Return only the number of lines in the records below where the string "percent" shows up.

■ Task input
╭──

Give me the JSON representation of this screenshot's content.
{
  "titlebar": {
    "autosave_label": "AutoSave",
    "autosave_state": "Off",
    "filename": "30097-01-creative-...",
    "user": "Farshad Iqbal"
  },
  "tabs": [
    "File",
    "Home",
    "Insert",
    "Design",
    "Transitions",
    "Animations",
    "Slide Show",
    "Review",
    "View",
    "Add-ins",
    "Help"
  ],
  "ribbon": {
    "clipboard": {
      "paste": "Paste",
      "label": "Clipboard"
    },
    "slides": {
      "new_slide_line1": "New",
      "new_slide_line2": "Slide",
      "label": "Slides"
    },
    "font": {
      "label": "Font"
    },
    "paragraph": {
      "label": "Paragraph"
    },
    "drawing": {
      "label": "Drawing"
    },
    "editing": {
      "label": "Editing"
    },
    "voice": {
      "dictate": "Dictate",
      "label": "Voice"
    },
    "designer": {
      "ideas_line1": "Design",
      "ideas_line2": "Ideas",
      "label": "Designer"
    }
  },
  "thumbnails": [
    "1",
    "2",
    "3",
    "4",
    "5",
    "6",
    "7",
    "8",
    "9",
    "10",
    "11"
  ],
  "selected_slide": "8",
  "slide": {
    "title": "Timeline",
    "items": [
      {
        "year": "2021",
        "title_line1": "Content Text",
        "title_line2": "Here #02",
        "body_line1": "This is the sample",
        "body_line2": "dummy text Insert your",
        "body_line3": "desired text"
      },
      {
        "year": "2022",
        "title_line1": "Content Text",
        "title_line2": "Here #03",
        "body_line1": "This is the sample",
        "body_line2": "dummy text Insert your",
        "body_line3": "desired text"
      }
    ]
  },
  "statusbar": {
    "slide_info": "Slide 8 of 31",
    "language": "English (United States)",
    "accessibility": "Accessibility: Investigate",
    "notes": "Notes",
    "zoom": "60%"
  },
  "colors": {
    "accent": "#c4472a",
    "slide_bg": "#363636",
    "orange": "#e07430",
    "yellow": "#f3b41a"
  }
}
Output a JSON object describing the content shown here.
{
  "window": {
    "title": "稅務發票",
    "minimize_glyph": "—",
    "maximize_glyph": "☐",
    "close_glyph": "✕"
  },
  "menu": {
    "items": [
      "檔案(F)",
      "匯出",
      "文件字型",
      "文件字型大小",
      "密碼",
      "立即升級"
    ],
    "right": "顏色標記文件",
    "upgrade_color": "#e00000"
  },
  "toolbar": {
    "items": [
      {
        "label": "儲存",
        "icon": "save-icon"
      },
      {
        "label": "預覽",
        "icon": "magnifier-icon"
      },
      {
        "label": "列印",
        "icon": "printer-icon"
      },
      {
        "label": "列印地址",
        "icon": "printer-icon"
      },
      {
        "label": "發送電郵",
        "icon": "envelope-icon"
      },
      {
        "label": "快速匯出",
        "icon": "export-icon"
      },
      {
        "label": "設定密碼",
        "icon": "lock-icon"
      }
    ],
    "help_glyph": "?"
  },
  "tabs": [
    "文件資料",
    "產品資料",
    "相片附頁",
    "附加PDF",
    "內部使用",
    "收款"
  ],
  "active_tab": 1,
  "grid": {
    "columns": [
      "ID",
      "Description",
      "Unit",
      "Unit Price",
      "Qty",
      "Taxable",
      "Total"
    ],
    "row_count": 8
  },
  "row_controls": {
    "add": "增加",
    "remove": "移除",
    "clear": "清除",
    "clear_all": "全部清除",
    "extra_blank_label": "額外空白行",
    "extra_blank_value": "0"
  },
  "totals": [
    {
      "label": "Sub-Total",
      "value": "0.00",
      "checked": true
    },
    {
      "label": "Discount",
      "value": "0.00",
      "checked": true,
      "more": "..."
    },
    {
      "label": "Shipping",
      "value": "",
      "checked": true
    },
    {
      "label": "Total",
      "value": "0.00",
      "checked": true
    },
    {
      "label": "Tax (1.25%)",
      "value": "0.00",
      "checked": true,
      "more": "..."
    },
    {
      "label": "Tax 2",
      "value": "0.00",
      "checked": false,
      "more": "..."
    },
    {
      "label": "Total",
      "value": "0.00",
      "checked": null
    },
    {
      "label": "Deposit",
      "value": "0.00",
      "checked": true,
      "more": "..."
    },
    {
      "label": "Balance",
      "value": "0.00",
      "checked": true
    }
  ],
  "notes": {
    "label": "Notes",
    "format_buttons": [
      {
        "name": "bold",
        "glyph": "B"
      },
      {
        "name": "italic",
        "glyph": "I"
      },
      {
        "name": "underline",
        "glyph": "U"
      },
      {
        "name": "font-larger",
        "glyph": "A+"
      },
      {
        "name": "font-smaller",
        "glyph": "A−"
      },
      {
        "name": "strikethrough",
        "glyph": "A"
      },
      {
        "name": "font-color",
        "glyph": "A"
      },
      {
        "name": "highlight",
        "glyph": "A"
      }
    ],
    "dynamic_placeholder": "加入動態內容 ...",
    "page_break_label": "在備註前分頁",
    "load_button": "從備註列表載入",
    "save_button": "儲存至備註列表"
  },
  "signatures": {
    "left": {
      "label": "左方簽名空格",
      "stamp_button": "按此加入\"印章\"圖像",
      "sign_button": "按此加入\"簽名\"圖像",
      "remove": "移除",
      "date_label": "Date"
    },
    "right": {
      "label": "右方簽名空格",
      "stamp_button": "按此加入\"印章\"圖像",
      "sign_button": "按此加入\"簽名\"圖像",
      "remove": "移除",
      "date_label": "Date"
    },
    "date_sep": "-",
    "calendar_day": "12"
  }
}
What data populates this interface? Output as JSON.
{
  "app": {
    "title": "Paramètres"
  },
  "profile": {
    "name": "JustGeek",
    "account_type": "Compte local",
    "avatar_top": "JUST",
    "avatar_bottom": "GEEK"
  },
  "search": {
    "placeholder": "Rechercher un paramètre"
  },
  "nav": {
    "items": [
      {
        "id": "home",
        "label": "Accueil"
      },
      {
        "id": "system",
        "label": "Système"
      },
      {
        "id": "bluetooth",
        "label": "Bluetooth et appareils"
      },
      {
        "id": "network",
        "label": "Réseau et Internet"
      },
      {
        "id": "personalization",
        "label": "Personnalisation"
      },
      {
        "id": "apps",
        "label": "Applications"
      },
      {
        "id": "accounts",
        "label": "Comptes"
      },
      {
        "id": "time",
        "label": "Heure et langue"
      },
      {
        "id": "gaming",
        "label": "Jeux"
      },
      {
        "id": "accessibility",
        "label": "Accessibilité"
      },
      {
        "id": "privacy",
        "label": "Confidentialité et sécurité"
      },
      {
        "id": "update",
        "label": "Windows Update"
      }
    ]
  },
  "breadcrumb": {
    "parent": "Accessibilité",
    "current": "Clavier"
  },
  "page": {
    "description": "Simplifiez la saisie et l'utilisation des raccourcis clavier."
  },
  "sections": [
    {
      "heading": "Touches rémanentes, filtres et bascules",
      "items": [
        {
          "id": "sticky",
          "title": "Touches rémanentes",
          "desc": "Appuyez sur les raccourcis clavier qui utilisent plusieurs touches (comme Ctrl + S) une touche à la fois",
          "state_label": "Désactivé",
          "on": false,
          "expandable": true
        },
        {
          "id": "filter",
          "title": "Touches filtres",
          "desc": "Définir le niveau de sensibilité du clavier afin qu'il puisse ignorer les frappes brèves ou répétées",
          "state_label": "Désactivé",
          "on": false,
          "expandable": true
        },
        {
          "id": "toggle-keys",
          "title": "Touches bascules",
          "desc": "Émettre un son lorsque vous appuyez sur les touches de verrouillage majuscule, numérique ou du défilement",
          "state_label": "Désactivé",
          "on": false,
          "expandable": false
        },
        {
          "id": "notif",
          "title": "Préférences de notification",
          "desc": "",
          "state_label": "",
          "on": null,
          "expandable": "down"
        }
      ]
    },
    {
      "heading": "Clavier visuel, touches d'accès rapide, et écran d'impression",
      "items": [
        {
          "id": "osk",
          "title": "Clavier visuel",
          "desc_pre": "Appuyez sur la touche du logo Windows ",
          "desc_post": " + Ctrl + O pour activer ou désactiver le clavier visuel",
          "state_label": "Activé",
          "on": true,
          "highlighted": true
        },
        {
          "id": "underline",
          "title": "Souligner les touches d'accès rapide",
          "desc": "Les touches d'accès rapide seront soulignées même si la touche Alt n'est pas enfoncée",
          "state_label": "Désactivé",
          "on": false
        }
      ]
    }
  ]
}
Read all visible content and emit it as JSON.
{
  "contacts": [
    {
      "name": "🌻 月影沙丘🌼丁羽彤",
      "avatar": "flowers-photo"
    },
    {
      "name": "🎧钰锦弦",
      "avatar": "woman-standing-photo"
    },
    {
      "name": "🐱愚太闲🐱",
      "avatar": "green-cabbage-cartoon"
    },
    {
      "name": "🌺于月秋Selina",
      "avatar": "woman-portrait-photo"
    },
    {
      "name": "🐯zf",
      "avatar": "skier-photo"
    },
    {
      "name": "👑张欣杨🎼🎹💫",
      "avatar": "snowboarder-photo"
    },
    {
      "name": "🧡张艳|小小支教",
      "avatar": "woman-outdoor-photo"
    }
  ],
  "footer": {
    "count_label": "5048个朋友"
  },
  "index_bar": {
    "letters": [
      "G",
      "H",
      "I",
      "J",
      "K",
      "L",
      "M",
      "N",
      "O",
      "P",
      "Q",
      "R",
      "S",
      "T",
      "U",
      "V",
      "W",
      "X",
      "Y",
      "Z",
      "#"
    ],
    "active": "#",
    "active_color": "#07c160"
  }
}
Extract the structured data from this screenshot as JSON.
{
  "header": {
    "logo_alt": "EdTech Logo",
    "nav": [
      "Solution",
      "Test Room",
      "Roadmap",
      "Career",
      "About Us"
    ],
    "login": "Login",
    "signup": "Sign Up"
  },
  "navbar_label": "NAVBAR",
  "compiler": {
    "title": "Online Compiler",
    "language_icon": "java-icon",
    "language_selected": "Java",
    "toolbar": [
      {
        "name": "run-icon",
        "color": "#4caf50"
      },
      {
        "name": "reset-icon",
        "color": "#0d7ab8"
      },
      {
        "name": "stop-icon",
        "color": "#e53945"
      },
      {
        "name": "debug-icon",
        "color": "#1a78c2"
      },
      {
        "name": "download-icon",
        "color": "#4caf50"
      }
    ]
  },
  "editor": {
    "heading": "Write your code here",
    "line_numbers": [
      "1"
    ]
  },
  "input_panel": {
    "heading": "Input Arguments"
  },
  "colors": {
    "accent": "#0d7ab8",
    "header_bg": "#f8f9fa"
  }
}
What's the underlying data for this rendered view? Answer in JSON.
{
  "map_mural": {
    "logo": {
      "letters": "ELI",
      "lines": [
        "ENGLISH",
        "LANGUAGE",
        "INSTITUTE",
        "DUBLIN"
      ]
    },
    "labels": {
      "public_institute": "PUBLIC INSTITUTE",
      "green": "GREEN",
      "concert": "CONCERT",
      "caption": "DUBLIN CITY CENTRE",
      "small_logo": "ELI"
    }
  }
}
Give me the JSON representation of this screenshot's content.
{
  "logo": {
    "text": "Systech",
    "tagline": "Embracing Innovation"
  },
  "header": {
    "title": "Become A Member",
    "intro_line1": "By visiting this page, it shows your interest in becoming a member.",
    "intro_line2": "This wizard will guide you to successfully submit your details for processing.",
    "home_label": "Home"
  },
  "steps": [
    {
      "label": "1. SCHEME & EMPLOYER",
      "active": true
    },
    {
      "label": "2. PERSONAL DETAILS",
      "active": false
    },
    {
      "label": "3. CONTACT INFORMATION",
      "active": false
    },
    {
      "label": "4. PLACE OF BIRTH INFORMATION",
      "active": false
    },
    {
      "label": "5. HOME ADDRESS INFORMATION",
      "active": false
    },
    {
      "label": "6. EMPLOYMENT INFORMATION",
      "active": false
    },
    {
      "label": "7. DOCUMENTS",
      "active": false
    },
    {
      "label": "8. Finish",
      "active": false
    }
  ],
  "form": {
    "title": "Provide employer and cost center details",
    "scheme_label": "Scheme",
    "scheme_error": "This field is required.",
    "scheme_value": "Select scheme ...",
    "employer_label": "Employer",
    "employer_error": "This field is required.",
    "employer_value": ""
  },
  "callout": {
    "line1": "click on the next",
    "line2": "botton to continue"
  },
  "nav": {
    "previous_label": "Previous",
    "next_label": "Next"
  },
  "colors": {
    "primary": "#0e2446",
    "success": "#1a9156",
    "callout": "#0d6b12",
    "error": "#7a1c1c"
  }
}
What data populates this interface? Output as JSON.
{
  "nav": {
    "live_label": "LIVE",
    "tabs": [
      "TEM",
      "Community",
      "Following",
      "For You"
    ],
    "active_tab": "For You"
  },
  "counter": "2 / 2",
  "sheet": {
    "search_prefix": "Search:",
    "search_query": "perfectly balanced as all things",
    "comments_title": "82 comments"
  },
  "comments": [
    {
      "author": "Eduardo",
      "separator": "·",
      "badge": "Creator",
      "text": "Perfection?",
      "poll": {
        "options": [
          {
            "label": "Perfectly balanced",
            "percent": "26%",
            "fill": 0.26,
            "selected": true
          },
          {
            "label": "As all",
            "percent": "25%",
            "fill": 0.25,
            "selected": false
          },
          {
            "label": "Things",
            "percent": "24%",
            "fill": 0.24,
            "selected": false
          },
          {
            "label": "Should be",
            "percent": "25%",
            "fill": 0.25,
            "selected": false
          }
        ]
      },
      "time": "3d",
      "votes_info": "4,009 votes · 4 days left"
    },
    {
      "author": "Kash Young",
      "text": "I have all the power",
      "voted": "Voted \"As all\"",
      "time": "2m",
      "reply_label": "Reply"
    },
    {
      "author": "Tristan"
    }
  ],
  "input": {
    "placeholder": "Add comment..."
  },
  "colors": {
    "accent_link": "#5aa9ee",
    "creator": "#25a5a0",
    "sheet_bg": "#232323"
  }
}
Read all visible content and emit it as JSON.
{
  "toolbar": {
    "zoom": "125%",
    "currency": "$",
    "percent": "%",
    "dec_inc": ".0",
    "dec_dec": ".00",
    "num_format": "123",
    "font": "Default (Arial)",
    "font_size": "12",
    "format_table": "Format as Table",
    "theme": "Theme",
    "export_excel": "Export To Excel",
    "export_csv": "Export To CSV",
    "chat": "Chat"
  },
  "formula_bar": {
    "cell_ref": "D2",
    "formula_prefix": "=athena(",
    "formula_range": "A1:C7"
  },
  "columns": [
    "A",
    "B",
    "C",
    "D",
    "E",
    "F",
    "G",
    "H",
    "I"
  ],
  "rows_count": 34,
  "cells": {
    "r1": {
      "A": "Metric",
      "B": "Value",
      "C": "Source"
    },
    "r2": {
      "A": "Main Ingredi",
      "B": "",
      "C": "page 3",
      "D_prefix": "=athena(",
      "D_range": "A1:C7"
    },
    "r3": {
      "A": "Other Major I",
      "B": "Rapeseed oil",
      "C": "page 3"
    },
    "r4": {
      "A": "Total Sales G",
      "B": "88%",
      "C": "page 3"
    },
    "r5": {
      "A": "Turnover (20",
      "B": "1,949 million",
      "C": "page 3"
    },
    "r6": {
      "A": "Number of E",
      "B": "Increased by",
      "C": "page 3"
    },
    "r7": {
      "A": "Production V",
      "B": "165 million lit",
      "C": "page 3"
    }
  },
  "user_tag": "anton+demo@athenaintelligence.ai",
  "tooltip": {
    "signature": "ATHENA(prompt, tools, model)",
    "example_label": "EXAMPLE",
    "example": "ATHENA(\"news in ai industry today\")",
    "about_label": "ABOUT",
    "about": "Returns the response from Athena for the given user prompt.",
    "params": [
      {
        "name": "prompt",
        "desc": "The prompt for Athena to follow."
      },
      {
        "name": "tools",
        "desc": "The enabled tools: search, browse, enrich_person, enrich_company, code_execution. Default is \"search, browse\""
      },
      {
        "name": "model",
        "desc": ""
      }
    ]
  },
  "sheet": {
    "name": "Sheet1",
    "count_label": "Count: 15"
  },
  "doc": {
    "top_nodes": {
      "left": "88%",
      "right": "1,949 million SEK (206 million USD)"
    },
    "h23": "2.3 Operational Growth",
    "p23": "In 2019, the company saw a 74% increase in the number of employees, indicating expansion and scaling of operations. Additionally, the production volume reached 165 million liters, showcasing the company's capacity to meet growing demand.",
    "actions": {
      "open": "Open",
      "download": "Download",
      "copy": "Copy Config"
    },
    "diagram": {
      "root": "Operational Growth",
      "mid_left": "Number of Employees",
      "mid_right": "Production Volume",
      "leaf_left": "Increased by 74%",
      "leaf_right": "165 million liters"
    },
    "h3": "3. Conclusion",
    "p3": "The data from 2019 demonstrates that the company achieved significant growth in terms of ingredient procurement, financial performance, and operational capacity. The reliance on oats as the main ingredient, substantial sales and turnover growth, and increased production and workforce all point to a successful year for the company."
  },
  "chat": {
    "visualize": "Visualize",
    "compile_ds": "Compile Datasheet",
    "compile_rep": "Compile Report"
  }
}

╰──

■ Exercise result
5